(Sevens, a recurring feature on Aquarium Drunkard, pays tribute to the art of the individual song.)
There’s a moment in Sleater-Kinney’s “Modern Girl” where the music and lyrics begin to meld in ways rarely seen in popular music. But it relies on a lyrical thread that builds from the song’s opening.
The song’s melodic, sing-songy structure openly embraces its simple sounding beginning. “My baby loves me / I’m so happy / happiness makes me a modern girl.” Carrie Brownstein’s narrator seems overtly cheerful, her joy based on the acceptance of her lover, a happiness seen to be essential to her identity. She purchases a television which she claims “brings me closer to the world,” but this disconnect from the world – of coming “closer” to it by observing it through another degree of separation – is the lyrical theme that binds the verses together.
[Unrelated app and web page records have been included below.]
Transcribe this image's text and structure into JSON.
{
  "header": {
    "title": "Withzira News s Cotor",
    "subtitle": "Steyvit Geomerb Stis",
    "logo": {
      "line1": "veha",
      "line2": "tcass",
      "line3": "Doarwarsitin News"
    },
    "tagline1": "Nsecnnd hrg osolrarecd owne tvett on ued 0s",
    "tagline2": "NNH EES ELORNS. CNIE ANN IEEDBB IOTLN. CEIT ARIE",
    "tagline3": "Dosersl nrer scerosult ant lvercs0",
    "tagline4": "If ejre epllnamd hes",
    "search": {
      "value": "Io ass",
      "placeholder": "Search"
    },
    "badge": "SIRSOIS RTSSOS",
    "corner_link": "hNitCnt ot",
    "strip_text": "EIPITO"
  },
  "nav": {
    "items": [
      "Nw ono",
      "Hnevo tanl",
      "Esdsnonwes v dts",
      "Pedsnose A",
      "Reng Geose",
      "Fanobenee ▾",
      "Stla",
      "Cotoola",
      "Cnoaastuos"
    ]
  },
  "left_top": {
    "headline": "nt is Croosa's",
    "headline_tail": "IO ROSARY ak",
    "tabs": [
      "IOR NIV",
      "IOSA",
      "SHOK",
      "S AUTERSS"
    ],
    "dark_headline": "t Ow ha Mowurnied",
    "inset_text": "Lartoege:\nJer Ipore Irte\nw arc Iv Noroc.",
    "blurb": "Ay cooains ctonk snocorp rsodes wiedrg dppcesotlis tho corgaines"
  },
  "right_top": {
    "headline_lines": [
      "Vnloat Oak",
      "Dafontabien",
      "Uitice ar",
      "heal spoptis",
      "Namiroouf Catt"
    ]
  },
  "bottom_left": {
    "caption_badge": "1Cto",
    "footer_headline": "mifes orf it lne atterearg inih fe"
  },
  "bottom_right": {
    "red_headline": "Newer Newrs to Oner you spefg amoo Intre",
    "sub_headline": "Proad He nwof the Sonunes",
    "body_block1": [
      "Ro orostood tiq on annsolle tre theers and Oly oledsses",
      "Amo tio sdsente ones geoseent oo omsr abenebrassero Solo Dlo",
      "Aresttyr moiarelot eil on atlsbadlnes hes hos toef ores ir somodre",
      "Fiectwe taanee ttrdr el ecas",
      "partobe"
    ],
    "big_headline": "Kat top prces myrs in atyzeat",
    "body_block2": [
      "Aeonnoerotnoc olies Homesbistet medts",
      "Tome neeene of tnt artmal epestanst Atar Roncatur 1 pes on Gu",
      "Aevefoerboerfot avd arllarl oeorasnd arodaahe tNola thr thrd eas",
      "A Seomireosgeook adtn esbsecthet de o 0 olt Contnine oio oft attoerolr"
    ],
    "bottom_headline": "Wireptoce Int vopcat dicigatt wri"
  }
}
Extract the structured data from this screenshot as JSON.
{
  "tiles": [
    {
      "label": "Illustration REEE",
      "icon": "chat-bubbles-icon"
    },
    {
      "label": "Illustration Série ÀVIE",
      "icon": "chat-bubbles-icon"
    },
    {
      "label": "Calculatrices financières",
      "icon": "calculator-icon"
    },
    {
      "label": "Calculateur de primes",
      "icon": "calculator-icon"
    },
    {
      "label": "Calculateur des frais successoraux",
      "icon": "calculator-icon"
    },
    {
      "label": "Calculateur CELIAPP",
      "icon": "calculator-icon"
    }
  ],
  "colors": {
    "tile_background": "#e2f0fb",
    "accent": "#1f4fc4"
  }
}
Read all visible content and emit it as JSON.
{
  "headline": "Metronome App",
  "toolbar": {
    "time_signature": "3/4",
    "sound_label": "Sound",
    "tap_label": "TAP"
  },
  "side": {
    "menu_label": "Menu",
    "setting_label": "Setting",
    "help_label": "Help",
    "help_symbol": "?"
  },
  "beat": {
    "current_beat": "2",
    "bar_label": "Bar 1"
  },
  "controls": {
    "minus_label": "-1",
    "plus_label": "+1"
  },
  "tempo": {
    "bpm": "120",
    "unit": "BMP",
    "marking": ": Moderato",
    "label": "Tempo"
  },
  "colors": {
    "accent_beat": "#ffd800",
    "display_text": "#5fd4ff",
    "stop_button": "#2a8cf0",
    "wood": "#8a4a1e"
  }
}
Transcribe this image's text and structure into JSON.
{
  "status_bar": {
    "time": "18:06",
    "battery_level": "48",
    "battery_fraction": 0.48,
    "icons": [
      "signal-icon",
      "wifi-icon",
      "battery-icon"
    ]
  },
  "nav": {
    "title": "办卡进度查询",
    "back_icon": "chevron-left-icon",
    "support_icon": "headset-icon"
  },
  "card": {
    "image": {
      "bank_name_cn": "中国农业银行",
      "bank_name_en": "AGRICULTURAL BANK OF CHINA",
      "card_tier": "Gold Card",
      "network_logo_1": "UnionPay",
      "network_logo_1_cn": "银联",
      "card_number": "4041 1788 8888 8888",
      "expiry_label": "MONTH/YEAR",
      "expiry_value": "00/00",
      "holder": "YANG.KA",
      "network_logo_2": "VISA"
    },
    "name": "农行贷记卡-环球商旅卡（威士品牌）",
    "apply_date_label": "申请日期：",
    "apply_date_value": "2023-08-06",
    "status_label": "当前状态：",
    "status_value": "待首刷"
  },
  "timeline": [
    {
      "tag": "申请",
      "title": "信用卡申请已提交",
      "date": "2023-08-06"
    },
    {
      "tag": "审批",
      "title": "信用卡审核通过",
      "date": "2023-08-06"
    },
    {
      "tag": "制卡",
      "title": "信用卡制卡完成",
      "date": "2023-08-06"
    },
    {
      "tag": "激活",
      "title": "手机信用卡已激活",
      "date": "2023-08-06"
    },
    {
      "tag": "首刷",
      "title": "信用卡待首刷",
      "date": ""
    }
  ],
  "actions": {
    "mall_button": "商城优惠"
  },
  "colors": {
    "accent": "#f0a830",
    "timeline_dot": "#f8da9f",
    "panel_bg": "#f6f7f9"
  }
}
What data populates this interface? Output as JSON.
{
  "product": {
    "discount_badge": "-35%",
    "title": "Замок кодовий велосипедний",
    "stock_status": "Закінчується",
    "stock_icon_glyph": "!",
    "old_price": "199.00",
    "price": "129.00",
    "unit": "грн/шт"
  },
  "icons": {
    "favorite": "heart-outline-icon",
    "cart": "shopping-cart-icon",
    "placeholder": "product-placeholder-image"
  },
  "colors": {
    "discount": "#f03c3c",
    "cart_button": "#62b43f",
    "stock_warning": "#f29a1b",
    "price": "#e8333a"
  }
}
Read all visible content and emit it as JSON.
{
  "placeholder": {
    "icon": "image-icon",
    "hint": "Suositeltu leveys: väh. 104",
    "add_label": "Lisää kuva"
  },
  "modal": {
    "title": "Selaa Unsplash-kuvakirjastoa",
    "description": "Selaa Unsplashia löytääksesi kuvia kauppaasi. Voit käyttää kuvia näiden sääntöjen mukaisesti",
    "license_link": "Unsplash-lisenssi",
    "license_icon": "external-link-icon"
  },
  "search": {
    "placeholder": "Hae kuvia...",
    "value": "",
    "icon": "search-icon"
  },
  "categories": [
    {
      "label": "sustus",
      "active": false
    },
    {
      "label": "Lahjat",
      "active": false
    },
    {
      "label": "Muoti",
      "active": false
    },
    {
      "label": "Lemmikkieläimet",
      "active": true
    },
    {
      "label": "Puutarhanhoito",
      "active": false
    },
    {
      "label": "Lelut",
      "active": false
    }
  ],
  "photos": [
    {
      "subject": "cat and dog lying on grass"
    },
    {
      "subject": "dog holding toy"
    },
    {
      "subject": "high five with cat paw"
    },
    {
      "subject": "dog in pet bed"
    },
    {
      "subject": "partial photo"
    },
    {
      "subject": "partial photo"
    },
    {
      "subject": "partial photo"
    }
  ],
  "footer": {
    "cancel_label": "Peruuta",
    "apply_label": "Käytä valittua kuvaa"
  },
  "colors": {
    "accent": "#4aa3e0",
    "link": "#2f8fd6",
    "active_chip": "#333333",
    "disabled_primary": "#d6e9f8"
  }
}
The one constant is that “my baby loves me,” but it doesn’t prevent her from being hungry (“hunger makes me a modern girl”) and buying a doughnut that she claims has a hole “the size of the entire world.” But this misconception of the size of the world comes from within the self-focused view of a culture where romantic love defines a woman. The world is the size of a television screen. Or of a doughnut hole – an item implicitly denied our narrator in an image-focused world where body size and type define a woman. Thus, a constant state of self-imposed hunger also defines her modernity, a point driven home by the media, the lens through which she views the world.
At this point in the song, the music begins to warp. When the drums enter, their huge sound push levels into the red, distorting the narrator’s voice and the music in a haze of static. Is this the noise of the modern, self-destructive world impeding the voice of the narrator? Is it the inner monologue of the narrator, bordering on implosion, crying out in slowly building frustration at the social limitations imposed upon her?
“My baby loves me / I’m so angry / Anger makes me a modern girl.” Anger becomes an inherent part of the ‘modern girl’: anger at the narrow view of the world allowed her; anger at the limited definition of self available to her; anger at the realization of her inability to purchase anything important (“I took my money / I couldn’t buy nothin’.”), the one power allowed her on a regular basis. And it’s here that the song’s theme comes together in its closing lines. “My whole life was like a picture of a sunny day.” The themes of separation, of perception rather than reality, come crashing together in this one image: a picture – cold and static – of a life that should be anything but. words/ j neas
MP3: Sleater-Kinney :: Modern Girl